One of the aims of the Finnish National Rescue Association is to develop training concepts and promote safe working methods. In Finland, hot work safety training has been provided since 1988. So far, hot work training has been completed more than 1.74 million times.
The content of hot work training has naturally evolved over time, and has emphasised slightly different things in different decades. The dangers posed by gases have been highlighted, for example, while the second year introduced a greater focus on the functionality of fire extinguishers. The main theme of training at the moment is risk assessment.
Better awareness of the risks means people are better able to prepare for them. It is worth remembering that although many aspects may feel extremely familiar, it is important to update and maintain professional skills. Hot work training is not just about gaining a licence, it is also a question of professional expertise. In an emergency, people’s minds tend to go blank so what to do needs to become automatic.
Cooperation between a number of actors and bodies

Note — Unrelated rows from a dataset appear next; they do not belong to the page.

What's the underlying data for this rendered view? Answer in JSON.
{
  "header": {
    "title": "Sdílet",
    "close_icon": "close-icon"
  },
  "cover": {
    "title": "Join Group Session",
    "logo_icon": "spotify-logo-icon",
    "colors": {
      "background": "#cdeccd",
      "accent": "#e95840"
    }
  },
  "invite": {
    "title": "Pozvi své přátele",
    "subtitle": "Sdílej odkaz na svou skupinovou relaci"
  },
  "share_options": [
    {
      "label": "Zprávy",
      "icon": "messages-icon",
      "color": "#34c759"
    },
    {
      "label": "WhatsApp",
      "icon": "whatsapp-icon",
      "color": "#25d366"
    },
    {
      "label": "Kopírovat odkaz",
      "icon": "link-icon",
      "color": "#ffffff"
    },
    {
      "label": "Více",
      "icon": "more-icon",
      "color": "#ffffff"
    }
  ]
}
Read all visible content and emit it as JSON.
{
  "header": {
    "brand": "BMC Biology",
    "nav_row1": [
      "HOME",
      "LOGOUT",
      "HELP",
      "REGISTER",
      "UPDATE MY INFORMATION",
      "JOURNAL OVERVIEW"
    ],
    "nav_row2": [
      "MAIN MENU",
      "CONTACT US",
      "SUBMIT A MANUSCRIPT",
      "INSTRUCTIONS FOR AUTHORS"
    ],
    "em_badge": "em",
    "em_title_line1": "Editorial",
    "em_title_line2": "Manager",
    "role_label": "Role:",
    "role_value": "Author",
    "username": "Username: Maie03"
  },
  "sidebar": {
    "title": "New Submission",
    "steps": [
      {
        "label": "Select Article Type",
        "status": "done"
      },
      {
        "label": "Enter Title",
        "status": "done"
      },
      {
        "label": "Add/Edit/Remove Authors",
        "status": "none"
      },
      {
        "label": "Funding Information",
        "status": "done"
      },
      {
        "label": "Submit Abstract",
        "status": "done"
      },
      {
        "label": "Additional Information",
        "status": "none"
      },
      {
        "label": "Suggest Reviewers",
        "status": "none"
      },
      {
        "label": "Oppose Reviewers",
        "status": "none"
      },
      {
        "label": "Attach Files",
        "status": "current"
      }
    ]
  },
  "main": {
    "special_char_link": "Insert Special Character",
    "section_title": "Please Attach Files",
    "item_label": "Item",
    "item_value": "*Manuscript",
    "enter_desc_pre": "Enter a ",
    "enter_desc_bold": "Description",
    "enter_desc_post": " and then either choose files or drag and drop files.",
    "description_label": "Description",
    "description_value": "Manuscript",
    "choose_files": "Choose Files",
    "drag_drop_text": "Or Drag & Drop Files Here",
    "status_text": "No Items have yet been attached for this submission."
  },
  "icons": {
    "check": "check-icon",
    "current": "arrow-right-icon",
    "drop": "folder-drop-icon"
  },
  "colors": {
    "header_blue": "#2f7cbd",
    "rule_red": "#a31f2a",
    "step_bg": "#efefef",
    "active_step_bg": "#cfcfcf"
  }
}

Developing hot work training is the result of longterm effort. According to statistics produced by Finance Finland (FFI), the number of major fires caused by hot work has fallen over the period in which training has been required, from just under 40% to less than 5% of all major fires.

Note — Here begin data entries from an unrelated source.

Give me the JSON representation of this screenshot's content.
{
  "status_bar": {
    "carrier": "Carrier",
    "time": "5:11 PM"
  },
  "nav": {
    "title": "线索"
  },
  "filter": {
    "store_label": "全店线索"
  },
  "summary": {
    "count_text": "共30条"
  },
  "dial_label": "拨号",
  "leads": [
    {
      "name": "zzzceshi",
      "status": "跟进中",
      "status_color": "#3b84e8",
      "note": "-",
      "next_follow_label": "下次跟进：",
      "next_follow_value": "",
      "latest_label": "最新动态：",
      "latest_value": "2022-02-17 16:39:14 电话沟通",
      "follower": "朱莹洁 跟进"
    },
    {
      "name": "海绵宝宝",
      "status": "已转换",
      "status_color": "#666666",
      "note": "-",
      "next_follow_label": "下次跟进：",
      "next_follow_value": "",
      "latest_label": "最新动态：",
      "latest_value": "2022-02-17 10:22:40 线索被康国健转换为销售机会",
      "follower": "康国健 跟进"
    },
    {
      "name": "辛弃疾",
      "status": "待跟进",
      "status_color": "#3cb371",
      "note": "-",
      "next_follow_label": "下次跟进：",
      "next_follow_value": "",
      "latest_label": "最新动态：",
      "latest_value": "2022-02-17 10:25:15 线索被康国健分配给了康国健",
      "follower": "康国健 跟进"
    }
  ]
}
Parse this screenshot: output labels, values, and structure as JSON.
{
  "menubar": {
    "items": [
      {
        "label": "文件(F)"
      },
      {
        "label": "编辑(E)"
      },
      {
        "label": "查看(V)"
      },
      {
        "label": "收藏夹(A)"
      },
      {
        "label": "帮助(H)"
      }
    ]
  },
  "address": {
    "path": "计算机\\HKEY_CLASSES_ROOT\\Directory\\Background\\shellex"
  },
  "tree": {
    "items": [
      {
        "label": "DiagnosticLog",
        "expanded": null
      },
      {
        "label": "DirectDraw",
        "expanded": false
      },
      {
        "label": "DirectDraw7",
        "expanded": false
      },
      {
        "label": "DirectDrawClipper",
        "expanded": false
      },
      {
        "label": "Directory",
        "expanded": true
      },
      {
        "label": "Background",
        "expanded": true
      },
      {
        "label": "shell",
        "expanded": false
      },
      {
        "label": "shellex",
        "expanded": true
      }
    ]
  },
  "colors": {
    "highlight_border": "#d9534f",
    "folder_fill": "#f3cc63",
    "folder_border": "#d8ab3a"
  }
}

The reduction in the number of fires caused by hot work shows that hot work training has passed on important knowledge and skills over the years. However, achieving these results has taken cooperation between many different actors.
Over the years, SPEK has worked with the Confederation of Finnish Insurance Companies (now Finance Finland), AGA, the Finnish Roofing Association, the Finnish Association of Fire Chiefs and the Finnish Construction Trade Union.
This collaboration needed expertise from the Finnish insurance industry, experience of industrial firefighting, the input of experts in rescue organisations and Nordic co-operation.
The training gained its current status under the guidance of the insurance sector, while fire safety experts in companies and institutions backed the establishment of safe hot work processes by making training compulsory for their own staff and their contractors. The teaching sector was actively involved and incorporated hot work safety training in vocational education. Organisations in the rescue sector took responsibility for training trainers, for national course management and ensuring the quality of the training.
In practice, however, the greatest thanks are due to the course leaders who have been training people new to hot work, those who grant licences and hot work guards, year after year.
We want to continue developing our training and ensure that we are able to guarantee its quality into the future. Personally, when it comes to developing the training, I think the most important aspect is listening to the needs of the workplace.
Also taking into account the different backgrounds of the trainees enables us to develop learning pathways that best serve them. In the future, we will definitely be seeing more of trends such as e-learning as part of hot work training. However, training as a whole cannot be fully carried out online as practical exercises on the ground are an important part of the learning process.
As the training changes, monitoring has to change with it.Our audits and the high standards we set for trainers are ways in which we strive to maintain high-quality training provision.
International collaboration creates opportunities
As the training changes, monitoring has to change with it. Our audits and the high standards we set for trainers are ways in which we strive to maintain high-quality training provision.
At company level, the number of fires caused by hot work has declined and health and safety associated with hot work has improved.
And most importantly, training has increased the ability of citizens to identify and combat fire risks, to act correctly in the event of an accident and to carry out fire extinguishing measures.
“We will continue to improve hot work safety – together!”
Head of Development
The Finnish National Rescue Association, SPEK